What needs to be done
Look through the material for lines with the word "icon", and copy each one.

◇ ◇ ◇

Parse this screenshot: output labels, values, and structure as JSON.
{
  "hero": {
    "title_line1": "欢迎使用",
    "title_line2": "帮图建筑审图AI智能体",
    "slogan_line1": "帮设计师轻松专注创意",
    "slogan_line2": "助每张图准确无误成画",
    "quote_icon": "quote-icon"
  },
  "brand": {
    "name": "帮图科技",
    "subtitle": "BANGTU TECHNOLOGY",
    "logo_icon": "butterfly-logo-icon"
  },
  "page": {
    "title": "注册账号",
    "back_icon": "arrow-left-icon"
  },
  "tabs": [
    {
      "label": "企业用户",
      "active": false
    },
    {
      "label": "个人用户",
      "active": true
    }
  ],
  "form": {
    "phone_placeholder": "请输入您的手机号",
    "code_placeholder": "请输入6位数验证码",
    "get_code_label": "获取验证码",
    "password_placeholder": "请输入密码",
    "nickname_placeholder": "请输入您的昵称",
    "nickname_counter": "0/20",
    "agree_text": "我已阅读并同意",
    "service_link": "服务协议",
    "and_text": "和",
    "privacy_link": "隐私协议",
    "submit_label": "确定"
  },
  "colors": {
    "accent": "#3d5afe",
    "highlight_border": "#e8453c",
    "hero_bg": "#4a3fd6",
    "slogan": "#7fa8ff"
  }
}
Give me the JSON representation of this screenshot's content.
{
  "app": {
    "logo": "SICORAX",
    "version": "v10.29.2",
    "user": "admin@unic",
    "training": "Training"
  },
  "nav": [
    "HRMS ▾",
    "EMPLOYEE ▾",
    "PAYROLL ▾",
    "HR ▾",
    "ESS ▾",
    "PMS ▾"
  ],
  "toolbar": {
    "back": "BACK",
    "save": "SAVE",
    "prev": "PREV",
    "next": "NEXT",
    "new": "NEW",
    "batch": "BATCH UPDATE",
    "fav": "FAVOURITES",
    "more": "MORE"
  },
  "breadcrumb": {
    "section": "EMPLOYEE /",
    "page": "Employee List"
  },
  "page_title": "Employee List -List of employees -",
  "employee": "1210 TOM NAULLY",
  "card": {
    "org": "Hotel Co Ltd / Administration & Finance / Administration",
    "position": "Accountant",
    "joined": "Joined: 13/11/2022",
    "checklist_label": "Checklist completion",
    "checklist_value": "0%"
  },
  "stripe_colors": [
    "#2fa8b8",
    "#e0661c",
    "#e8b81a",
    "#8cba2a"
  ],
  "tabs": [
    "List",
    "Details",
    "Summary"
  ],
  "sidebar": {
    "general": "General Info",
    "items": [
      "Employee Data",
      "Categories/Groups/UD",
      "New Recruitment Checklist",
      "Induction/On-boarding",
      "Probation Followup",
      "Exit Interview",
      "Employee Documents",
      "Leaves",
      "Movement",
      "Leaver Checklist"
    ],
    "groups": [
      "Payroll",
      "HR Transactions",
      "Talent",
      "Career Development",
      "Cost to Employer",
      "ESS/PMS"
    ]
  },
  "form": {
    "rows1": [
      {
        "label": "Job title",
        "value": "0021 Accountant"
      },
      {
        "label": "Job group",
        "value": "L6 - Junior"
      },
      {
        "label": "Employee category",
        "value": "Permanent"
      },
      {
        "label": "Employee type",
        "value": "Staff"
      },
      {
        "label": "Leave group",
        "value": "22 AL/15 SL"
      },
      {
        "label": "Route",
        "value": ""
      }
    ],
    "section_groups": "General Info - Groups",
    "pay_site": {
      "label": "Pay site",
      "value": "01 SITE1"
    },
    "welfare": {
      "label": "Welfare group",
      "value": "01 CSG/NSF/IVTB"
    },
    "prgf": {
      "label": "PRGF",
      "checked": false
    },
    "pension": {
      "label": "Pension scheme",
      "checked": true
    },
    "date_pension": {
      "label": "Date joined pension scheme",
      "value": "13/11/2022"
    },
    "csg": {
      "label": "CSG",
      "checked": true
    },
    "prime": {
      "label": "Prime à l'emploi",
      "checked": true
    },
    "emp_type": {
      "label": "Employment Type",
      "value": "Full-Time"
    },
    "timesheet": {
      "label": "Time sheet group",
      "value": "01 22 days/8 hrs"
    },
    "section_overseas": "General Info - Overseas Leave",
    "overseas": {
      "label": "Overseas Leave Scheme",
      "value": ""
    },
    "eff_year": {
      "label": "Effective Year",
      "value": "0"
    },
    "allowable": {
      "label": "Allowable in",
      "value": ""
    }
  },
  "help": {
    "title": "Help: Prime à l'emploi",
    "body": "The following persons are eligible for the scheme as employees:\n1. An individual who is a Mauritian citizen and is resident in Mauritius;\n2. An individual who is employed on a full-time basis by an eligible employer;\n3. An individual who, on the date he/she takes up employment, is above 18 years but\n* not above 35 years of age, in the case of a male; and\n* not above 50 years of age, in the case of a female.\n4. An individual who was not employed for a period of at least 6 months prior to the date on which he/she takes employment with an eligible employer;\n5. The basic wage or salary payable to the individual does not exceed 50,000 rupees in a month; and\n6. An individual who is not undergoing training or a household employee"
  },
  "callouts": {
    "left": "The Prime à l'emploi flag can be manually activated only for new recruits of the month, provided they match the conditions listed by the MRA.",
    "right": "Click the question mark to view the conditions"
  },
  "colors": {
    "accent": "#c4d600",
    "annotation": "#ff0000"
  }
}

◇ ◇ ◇

Answer to this problem
    "quote_icon": "quote-icon"
    "logo_icon": "butterfly-logo-icon"
    "back_icon": "arrow-left-icon"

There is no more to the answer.